RBC says it expects the country’s housing correction to “deepen” in the coming months with resale activity and prices falling more than expected.
The bank now sees home resales falling nearly 23% this year and 15% next year, with the national benchmark price falling a total of 12% “from peak to trough” by the second quarter of 2023.
“This would also rank as the steepest correction of the past five national downturns,” wrote RBC economist Robert Hogue.
“We expect local outcomes to vary widely with the priciest, more interest-sensitive areas facing larger declines, and relatively affordable markets showing greater resilience.”
He called the current correction “historic,” adding that buyers in the high-priced markets of Ontario and B.C. are “especially sensitive” to interest rates and “will struggle the most in the period ahead.”
The Bank of Canada’s latest 100-bps rate hike in July is expected to “speed up” the market’s cooling phase, Hogue added.
“While the move won’t necessarily result in a higher terminal point—we still expect the overnight rate will reach 3.25% by October—it’s a big bite for borrowers to swallow that will spoil or delay homeownership plans for many buyers,” he said.
Yet, Hogue added that housing is experiencing “a correction, not a collapse,” and that the unfolding downturn should be a “welcome cool-down following a two-year-long frenzy.”
“While a more severe or prolonged slump cannot be ruled out, we expect the correction to be over sometime in the first half of 2023—lasting approximately a year—with some markets likely stabilizing faster than others,” he said. “Solid demographic fundamentals (including soaring immigration) and a low likelihood of overbuilding should keep the market from entering a death spiral.”
U.S. Fed and BoC back on par after 75-bps rate hike
The U.S. central bank raised its benchmark rate by 75 basis points on Wednesday, matching the Bank of Canada’s current rate of 2.50%. The move was fully expected by markets.
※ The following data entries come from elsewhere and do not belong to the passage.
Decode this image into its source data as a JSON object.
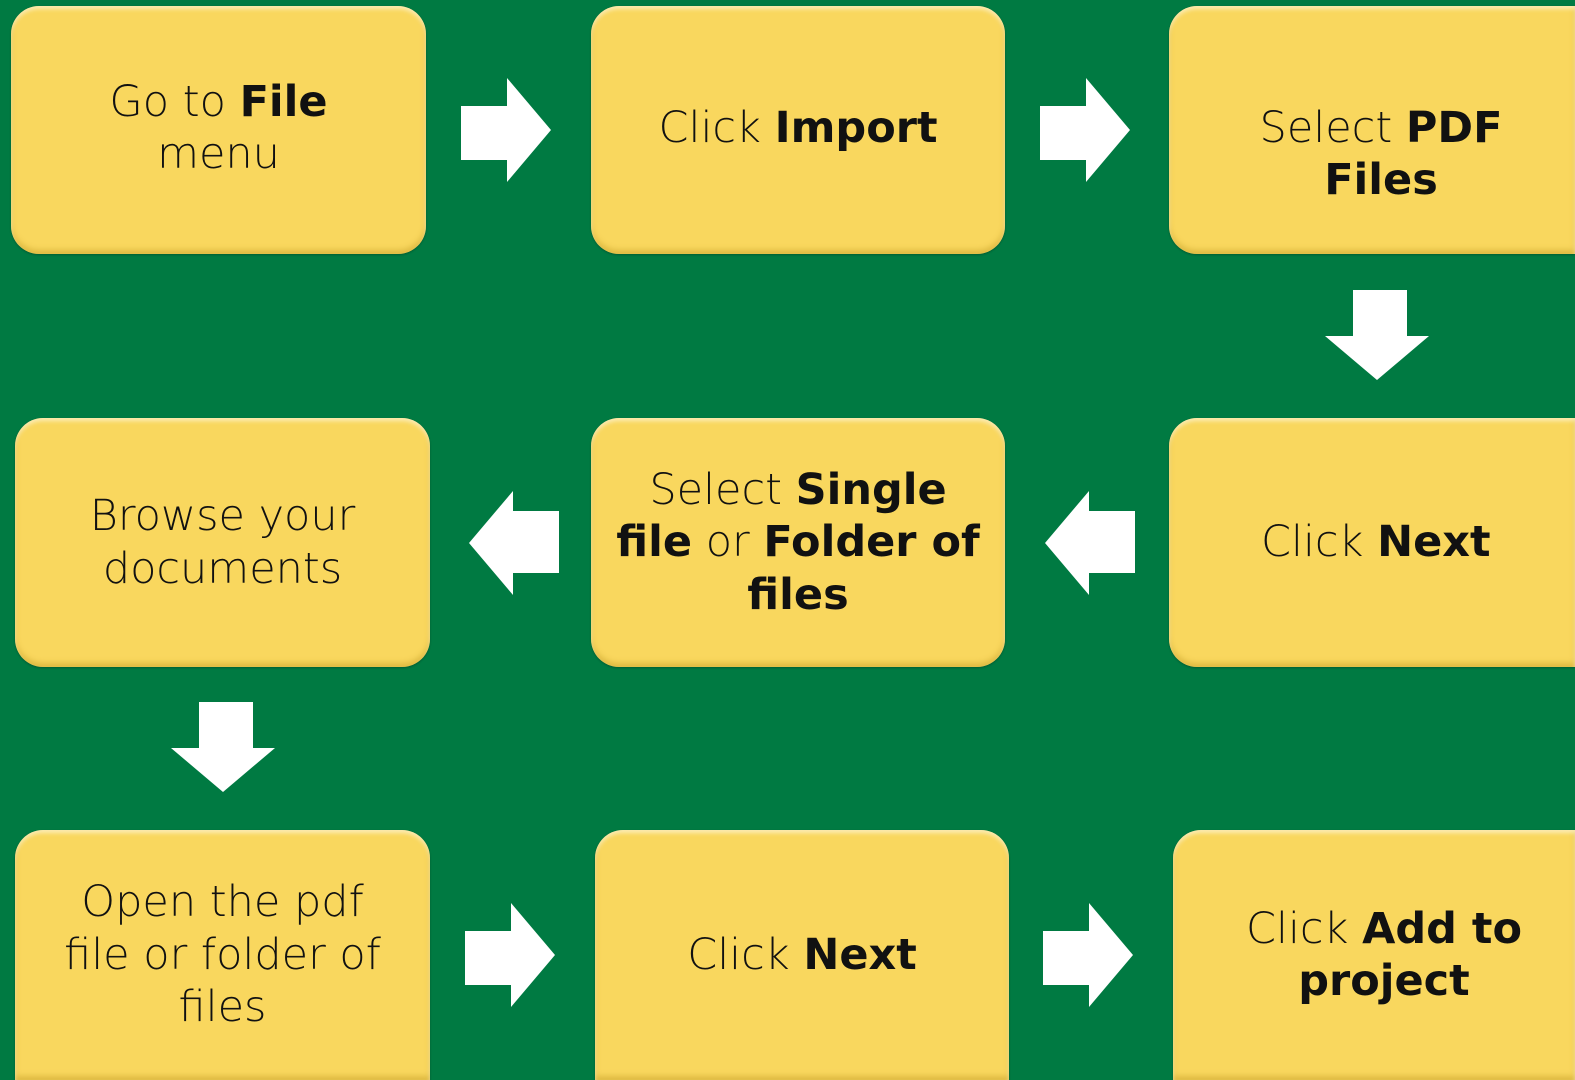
{
  "steps": [
    {
      "id": "go-to-file",
      "parts": [
        {
          "t": "Go to ",
          "b": false
        },
        {
          "t": "File",
          "b": true
        },
        {
          "t": "\nmenu",
          "b": false
        }
      ]
    },
    {
      "id": "click-import",
      "parts": [
        {
          "t": "Click ",
          "b": false
        },
        {
          "t": "Import",
          "b": true
        }
      ]
    },
    {
      "id": "select-pdf-files",
      "parts": [
        {
          "t": "Select ",
          "b": false
        },
        {
          "t": "PDF Files",
          "b": true
        }
      ]
    },
    {
      "id": "click-next-1",
      "parts": [
        {
          "t": "Click ",
          "b": false
        },
        {
          "t": "Next",
          "b": true
        }
      ]
    },
    {
      "id": "select-single-or-folder",
      "parts": [
        {
          "t": "Select ",
          "b": false
        },
        {
          "t": "Single",
          "b": true
        },
        {
          "t": "\n",
          "b": false
        },
        {
          "t": "file",
          "b": true
        },
        {
          "t": " or ",
          "b": false
        },
        {
          "t": "Folder of",
          "b": true
        },
        {
          "t": "\n",
          "b": false
        },
        {
          "t": "files",
          "b": true
        }
      ]
    },
    {
      "id": "browse-documents",
      "parts": [
        {
          "t": "Browse your\ndocuments",
          "b": false
        }
      ]
    },
    {
      "id": "open-pdf",
      "parts": [
        {
          "t": "Open the pdf\nfile or folder of\nfiles",
          "b": false
        }
      ]
    },
    {
      "id": "click-next-2",
      "parts": [
        {
          "t": "Click ",
          "b": false
        },
        {
          "t": "Next",
          "b": true
        }
      ]
    },
    {
      "id": "click-add-to-project",
      "parts": [
        {
          "t": "Click ",
          "b": false
        },
        {
          "t": "Add to",
          "b": true
        },
        {
          "t": "\n",
          "b": false
        },
        {
          "t": "project",
          "b": true
        }
      ]
    }
  ],
  "colors": {
    "background": "#007a42",
    "box": "#f9d75e",
    "arrow": "#ffffff",
    "text": "#111111"
  },
  "arrows": [
    "right-arrow",
    "right-arrow",
    "down-arrow",
    "left-arrow",
    "left-arrow",
    "down-arrow",
    "right-arrow",
    "right-arrow"
  ]
}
In a press conference following the decision, Fed Chair Jerome Powell said he doesn’t believe the U.S. is currently in a recession as “there are too many areas of the economy that are performing well,” including its strong labour market.
“With the Fed only now getting to what many would consider a neutral rate, there’s still some further tightening that needs to be done to at least move rates into slightly restrictive territory,” noted economists from National Bank of Canada. “It’s clear (for now) that the Fed thinks the American economy will be able to withstand higher rates…”
Consumer confidence slips; affordability a key concern
The Conference Board of Canada’s consumer confidence index continued to fall in July, with inflation and affordability concerns top of mind.
Following an 8.8-point drop in June, the index fell another 6.6 points in July. Optimism over current finances slipped 11.4%, while those with a pessimistic view of their finances was up 33.3%.
The survey also showed an increase in short-term (one-year) inflation expectations, while longer-term expectations (three years) saw only a modest increase. “This signals that consumers are confident that inflation will be tamed in the long-run but remain worried about the immediate future,” the Conference Board noted.
As prices and interest rates continue to rise, affordability remains a top concern for consumers.